THE TASK.
Among the entries, find the lines with the string "program" and copy them.

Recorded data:

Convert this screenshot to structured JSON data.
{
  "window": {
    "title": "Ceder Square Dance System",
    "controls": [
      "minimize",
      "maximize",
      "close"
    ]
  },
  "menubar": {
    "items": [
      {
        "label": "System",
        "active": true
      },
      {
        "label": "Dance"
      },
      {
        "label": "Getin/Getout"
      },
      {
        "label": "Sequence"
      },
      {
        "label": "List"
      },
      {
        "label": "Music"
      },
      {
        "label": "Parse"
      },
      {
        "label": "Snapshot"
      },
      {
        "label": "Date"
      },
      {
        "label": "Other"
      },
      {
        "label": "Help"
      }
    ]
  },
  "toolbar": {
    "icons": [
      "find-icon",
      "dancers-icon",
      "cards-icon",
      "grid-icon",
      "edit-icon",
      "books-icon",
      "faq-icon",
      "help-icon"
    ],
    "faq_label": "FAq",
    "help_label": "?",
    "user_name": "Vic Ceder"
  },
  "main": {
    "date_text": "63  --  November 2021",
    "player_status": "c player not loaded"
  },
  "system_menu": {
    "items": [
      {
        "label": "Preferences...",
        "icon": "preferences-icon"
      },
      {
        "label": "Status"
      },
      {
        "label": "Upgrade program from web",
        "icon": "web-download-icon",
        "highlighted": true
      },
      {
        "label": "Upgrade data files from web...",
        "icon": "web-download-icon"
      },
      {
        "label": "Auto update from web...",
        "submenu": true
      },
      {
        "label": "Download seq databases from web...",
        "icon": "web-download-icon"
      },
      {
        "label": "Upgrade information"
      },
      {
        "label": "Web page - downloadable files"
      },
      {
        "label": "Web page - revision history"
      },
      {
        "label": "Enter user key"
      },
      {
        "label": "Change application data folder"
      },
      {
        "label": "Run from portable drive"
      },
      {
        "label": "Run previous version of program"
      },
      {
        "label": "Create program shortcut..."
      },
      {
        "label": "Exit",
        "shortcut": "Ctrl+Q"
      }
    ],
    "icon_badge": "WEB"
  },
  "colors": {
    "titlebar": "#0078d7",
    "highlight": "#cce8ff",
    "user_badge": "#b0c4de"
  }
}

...

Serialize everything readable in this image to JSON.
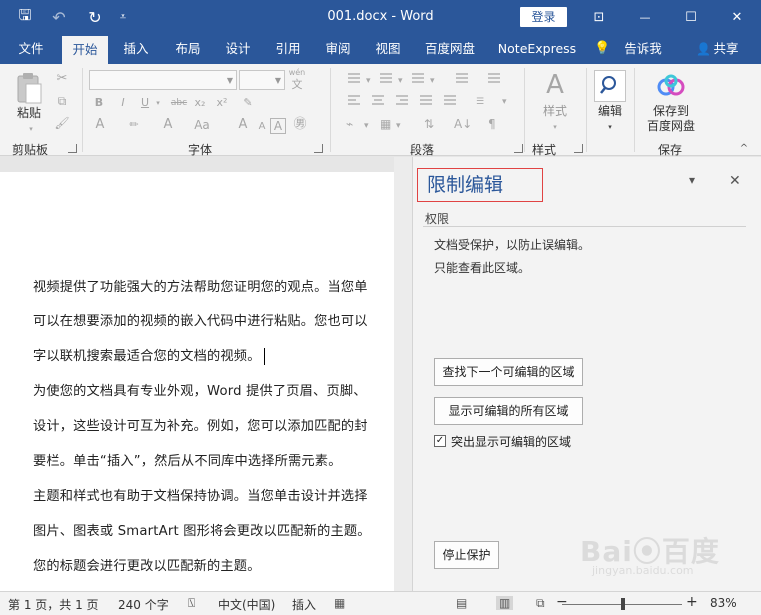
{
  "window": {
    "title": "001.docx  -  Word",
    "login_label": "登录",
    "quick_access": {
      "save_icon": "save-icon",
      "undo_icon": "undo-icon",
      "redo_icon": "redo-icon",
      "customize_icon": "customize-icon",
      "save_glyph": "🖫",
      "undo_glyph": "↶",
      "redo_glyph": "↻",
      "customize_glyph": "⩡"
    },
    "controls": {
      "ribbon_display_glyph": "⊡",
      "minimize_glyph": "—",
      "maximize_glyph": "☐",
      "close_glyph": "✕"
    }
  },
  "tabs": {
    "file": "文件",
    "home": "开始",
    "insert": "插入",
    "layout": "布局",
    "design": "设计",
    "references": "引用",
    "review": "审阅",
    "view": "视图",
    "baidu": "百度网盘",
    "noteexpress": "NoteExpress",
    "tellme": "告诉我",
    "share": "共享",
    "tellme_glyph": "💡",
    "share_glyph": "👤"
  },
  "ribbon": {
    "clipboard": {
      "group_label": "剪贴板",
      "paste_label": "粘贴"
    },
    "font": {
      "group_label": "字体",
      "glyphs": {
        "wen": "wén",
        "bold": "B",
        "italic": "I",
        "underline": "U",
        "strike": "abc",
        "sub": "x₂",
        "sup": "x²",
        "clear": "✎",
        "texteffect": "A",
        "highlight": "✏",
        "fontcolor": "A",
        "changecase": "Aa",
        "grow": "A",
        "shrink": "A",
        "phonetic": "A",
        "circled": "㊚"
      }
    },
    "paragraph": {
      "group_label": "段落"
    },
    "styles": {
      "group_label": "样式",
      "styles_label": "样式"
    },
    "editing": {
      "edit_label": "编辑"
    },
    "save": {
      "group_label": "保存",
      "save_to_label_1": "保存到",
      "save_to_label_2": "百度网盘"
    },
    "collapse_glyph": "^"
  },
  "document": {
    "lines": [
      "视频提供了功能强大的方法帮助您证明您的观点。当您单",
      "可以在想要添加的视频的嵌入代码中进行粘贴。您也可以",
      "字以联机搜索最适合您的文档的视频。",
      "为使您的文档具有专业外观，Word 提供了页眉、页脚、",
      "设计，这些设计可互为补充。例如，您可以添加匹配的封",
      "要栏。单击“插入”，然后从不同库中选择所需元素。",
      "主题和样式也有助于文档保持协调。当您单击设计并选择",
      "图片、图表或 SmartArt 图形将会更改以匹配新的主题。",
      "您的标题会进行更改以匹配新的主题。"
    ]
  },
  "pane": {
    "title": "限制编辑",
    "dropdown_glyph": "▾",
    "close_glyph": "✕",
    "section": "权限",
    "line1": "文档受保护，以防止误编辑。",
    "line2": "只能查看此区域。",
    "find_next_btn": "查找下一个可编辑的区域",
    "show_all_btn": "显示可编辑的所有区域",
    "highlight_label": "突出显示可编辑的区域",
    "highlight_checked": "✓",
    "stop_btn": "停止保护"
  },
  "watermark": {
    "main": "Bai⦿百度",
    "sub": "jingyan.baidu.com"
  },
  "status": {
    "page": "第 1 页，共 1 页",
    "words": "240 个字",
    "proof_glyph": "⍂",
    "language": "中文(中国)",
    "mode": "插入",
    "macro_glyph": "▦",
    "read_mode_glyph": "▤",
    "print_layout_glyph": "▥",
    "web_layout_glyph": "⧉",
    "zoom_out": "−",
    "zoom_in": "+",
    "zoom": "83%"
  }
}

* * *

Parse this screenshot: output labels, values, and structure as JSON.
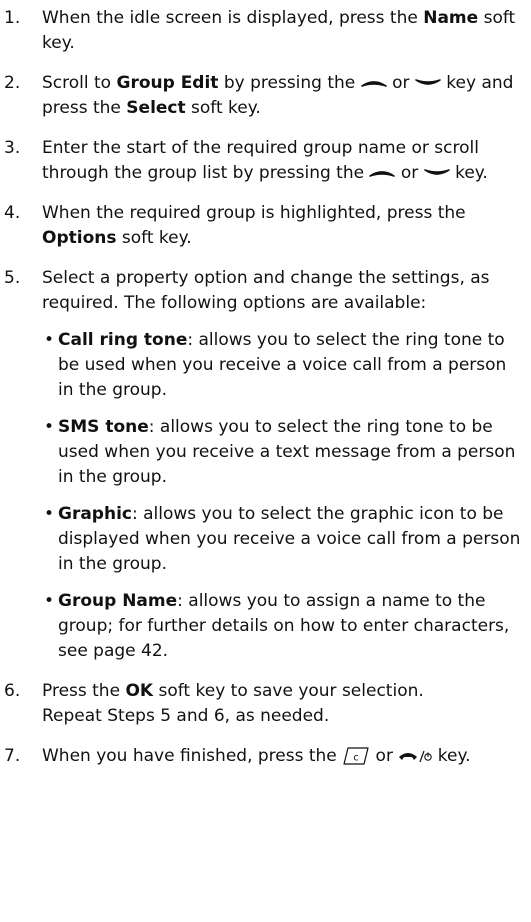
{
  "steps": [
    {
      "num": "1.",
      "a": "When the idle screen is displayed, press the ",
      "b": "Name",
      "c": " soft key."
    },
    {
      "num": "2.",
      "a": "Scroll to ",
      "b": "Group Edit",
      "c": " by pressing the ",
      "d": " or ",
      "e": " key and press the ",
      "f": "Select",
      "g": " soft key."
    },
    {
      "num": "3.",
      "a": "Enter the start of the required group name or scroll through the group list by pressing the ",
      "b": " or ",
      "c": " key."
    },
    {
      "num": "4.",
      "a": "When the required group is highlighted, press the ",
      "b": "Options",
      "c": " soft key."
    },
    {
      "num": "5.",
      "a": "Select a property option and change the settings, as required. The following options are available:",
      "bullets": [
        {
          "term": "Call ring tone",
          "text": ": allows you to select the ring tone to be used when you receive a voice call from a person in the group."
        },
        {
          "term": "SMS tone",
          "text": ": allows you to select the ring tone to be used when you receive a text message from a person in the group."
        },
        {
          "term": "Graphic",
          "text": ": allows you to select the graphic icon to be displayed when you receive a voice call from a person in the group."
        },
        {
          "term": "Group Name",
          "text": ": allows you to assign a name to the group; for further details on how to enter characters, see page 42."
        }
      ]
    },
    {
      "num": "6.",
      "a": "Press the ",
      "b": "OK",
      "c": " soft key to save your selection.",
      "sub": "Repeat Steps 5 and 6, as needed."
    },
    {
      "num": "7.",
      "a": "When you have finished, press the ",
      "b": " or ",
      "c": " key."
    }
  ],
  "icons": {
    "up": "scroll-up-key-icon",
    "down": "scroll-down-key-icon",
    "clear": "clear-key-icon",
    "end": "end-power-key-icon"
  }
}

EXERCISE ANSWER.
        "label": "Upgrade program from web",
        "label": "Run previous version of program"
        "label": "Create program shortcut..."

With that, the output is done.